_The task_
Report the count of lines containing the word "Rama" in these records, with no other text.

---------- Dataset records

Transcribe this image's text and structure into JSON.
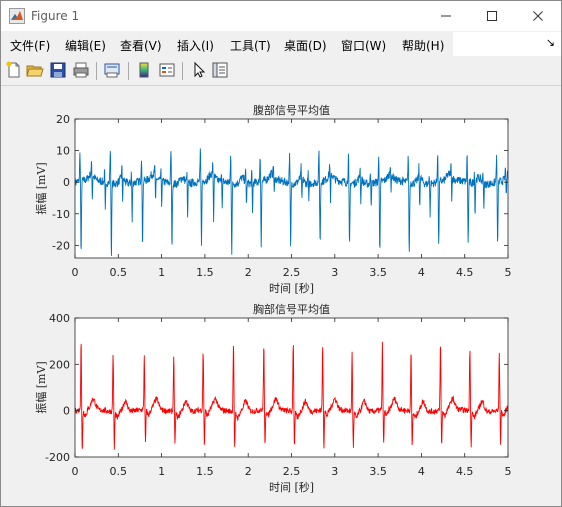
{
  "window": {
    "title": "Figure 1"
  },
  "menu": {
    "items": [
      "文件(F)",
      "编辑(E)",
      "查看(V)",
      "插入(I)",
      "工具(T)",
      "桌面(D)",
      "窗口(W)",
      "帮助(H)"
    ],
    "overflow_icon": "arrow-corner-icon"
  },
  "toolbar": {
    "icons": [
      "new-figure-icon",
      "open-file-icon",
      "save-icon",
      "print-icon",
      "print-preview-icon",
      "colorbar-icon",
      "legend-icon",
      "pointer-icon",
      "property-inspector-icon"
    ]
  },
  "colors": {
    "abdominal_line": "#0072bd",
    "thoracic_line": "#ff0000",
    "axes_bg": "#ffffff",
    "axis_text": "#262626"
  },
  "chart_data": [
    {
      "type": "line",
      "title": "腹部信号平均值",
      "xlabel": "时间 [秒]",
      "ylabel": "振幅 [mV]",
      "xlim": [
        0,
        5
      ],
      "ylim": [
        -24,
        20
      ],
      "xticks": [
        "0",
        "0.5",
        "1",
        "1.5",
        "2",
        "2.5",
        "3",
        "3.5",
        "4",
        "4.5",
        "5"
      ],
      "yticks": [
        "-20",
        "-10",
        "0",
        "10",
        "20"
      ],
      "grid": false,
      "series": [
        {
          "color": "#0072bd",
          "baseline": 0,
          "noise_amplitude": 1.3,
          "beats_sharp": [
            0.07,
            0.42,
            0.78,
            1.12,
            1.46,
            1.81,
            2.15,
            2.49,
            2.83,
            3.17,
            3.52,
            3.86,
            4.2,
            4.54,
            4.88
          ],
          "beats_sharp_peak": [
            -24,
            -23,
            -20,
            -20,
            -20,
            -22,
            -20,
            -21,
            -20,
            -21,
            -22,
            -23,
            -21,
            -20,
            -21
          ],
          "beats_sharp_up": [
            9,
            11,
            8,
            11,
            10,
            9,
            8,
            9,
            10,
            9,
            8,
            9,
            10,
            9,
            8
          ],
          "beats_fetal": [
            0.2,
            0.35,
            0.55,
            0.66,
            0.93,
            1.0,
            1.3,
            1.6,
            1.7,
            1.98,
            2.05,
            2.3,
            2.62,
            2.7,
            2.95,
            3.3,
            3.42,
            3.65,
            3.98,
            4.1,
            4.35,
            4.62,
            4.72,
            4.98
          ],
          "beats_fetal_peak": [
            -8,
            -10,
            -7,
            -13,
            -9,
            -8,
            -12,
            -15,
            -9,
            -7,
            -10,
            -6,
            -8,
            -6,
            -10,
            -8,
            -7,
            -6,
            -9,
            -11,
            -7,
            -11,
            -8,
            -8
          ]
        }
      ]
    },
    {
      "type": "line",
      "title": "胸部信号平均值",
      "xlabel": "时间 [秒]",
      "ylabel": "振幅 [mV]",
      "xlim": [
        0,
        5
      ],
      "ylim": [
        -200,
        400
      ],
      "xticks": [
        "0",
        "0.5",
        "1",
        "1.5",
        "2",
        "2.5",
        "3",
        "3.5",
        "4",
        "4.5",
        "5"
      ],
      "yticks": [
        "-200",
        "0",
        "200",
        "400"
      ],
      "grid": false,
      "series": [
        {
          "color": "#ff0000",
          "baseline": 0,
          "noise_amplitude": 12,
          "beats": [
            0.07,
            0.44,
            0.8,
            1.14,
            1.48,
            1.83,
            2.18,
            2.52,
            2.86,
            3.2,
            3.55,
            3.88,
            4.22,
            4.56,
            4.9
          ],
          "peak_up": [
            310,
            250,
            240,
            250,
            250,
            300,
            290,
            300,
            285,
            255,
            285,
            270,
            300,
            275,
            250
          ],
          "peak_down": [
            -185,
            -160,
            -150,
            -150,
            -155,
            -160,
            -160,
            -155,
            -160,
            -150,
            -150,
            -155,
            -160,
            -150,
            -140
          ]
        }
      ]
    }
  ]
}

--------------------
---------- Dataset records

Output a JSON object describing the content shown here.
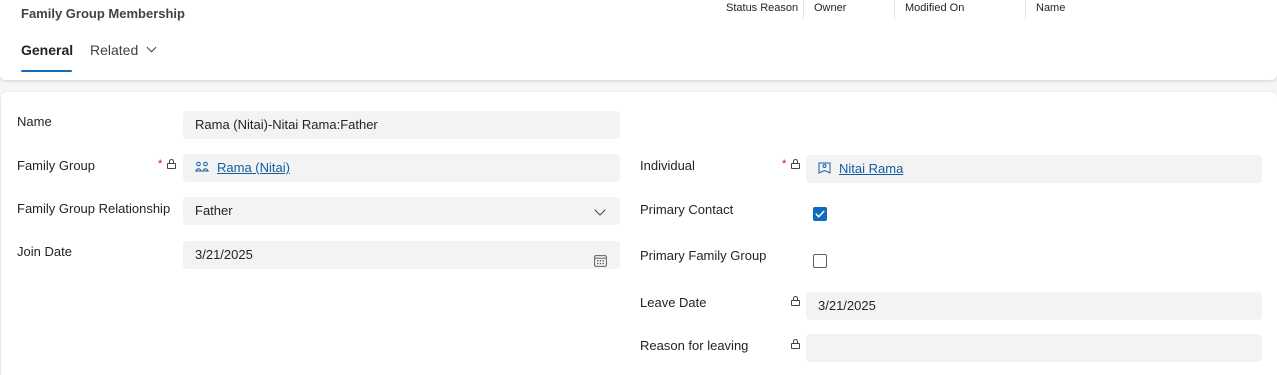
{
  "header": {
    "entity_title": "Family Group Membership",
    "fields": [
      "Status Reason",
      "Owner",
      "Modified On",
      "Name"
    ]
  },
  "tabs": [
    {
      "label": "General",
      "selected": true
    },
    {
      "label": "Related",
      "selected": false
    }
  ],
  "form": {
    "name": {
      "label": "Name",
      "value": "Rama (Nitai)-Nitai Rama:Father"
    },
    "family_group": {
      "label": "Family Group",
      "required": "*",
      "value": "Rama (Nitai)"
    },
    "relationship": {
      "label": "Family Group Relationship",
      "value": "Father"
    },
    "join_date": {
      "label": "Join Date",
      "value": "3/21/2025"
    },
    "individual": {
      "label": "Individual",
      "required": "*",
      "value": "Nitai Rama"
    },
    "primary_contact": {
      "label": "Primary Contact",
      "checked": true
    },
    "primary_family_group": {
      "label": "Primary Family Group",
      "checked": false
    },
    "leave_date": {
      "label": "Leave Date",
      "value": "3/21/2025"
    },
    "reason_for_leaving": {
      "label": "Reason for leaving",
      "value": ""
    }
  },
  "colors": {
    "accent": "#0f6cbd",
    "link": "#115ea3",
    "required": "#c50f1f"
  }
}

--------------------

_Completed task_
3